- [EXERCISE DETAILS]: Please filter the entries and return only the lines that include "Select".
-*-*-
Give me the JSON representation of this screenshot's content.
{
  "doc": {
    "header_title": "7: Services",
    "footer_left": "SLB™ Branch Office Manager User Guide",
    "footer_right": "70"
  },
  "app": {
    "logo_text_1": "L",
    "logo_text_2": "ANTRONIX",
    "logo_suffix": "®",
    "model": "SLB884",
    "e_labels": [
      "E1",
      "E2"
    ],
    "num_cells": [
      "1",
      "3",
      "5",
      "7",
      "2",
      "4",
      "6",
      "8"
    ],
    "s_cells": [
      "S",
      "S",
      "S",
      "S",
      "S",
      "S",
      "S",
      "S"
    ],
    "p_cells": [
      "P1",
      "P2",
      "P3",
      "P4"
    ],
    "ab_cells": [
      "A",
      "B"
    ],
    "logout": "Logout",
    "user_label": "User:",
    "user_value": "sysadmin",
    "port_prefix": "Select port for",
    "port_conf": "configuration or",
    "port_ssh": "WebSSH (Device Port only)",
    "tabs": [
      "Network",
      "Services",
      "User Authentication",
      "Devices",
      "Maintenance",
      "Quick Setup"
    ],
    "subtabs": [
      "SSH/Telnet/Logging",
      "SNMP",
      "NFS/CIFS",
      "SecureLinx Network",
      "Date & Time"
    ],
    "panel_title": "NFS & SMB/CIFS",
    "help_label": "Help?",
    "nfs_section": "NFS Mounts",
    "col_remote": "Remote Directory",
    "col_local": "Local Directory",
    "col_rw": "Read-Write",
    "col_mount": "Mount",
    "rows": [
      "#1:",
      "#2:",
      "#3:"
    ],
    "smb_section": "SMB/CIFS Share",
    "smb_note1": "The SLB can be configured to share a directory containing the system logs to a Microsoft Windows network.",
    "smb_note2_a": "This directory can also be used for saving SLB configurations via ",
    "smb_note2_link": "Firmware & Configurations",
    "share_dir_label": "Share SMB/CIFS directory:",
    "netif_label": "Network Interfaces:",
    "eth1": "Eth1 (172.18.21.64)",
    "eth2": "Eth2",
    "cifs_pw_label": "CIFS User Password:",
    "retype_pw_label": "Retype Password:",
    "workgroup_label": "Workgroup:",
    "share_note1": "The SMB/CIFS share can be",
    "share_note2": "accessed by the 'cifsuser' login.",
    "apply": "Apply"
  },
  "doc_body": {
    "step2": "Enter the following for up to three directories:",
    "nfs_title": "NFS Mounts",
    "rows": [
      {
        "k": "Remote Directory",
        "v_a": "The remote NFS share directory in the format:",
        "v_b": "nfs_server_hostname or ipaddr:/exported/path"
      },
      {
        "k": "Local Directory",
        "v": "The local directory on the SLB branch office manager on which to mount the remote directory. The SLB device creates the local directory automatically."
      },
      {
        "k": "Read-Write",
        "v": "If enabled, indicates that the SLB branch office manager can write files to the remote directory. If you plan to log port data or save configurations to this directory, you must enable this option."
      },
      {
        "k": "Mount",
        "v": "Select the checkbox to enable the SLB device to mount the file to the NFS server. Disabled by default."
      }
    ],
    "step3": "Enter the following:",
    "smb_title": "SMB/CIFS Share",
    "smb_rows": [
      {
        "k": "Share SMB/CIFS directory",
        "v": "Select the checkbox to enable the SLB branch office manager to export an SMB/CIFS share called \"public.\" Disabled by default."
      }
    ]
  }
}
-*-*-
- [RESPONSE TO THE TASK]:
    "port_prefix": "Select port for",
        "v": "Select the checkbox to enable the SLB device to mount the file to the NFS server. Disabled by default."
        "v": "Select the checkbox to enable the SLB branch office manager to export an SMB/CIFS share called \"public.\" Disabled by default."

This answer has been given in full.